One case in point was no longer being able to accompany their child to preschool or kindergarten classrooms, as had been the custom. Covid suddenly put an end to the parents’ right of inside access. The gate literally turned into an impenetrable barrier and the place where their children became, in some respects, wards of the state.

With mandated serologic testing now in place and the stated agenda of child vaccinations, succumbing to peer pressure will be another threshold to which parents may feel the need to conform.

One mother expressed the fear that her kids could be mocked or bullied by classmates just because they’re not vaccinated. She is also concerned about mounting costs as weekly tests continue to be required for unvaccinated students.

Others are worried about the possibility that the educational system could, ostensibly, try to supersede the will of parents so long as they remain part of the State school system.

From an educational point of view, the constant disruption in the learning process is extremely problematic. One father believes there is a real possibility of an entire class being quarantined if just one child is exposed to the virus. That fear is justified by the fact that it already happened to each of his three school-aged children last year.

The choice of homeschooling and the continuity it brings is still another factor for parents who fear that constant disruptions in education have significantly depreciated their kids’ learning progress.

All these concerns are being weighed against whether the lack of social stimulation and isolation might end up having an even worse effect on children who opt out of public schools. Of course, much depends upon the geographic area of the family. For example, a parent, who lives in a small village, has been comforted by the fact that his children will still have the ability to connect more easily with friends. Even though he intends to homeschool this year, he plans to continue sending his kids to after-school activities and sports.
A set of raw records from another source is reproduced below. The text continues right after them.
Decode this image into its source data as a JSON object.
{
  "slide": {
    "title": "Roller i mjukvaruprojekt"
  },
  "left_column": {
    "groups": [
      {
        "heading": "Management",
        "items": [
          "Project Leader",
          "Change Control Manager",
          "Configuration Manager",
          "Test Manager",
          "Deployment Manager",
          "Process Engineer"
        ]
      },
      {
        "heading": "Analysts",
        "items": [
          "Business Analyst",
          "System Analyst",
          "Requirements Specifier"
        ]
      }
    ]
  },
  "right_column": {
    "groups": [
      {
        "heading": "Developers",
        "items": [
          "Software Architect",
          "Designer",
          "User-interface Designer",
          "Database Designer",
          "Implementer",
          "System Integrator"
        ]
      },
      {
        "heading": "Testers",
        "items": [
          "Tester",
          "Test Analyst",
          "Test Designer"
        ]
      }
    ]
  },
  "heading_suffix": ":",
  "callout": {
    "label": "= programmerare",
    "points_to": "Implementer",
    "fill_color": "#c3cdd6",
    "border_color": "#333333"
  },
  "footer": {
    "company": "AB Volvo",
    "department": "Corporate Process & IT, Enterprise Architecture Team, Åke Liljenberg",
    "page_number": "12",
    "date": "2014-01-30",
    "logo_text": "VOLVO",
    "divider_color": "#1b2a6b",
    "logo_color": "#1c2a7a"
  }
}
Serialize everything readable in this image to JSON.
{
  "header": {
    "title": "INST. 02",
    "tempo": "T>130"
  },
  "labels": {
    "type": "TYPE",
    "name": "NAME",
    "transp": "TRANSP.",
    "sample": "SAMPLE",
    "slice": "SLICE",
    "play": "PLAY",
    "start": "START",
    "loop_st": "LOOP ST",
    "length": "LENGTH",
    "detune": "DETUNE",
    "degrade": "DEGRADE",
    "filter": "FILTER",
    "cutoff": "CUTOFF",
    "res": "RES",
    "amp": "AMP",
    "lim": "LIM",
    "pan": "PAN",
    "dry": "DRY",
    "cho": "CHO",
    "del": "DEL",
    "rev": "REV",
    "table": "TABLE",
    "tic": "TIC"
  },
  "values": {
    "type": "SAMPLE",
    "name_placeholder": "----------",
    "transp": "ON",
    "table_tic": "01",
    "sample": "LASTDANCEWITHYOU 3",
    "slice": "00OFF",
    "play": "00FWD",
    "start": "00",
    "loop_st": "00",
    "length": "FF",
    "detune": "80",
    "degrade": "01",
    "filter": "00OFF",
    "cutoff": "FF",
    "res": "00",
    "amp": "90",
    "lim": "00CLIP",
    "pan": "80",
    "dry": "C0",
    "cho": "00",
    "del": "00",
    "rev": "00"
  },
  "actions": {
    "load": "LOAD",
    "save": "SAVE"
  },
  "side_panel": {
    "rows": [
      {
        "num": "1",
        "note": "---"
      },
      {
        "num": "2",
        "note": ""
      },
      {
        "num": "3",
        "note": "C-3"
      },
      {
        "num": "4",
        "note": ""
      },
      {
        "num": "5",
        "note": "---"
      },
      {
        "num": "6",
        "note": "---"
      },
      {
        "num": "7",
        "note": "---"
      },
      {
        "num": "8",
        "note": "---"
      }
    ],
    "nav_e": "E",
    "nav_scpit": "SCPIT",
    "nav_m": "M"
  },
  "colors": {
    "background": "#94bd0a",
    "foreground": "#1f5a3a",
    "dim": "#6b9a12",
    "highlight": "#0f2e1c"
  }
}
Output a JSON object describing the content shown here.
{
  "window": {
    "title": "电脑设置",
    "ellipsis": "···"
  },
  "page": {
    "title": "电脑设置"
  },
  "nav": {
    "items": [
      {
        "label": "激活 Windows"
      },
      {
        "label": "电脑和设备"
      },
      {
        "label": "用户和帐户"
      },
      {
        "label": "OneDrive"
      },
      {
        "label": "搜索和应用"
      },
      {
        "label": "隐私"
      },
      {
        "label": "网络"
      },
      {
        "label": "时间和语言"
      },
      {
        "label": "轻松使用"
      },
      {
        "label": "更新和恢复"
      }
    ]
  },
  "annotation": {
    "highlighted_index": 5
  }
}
As these parents wake up to the State’s encroachment efforts, which are intensifying as the opening of the school year is imminent, some realize they’ve waited too long to make alternative arrangements to extricate their children from what is, for them, a system with a lot of uncomfortable decisions.

In Israel, homeschooling must be reported to the Ministry of Education, which will then grant permission. The ministry requests the homeschooling parent provide his or her educational philosophy, as well as curriculum. The requirements are less stringent and allow for a variety of approaches. Homeschoolers must maintain contact with local educational authorities (Israelhomeschool.org).

In the age of Covid, what was once an option for hundreds of families could easily grow in number as parents seriously contemplate the many troubling issues of vaccinating their children and constant disruptions in learning due to lockdowns or quarantines.

Either way, alternatives to traditional in-school education are being sought throughout the country as parents feel the need to take a more active role in the decisions they believe are not right for their children.

Finally, it should also be noted that not all parents feel infringed upon and that a number of them interviewed for this article are content with the public school education their children are receiving during this pandemic.

The original article appeared on Aug. 24, 2021 on the Times of Israel personal blog of Cookie Schwaeber-Issan and has been granted permission for re-publication.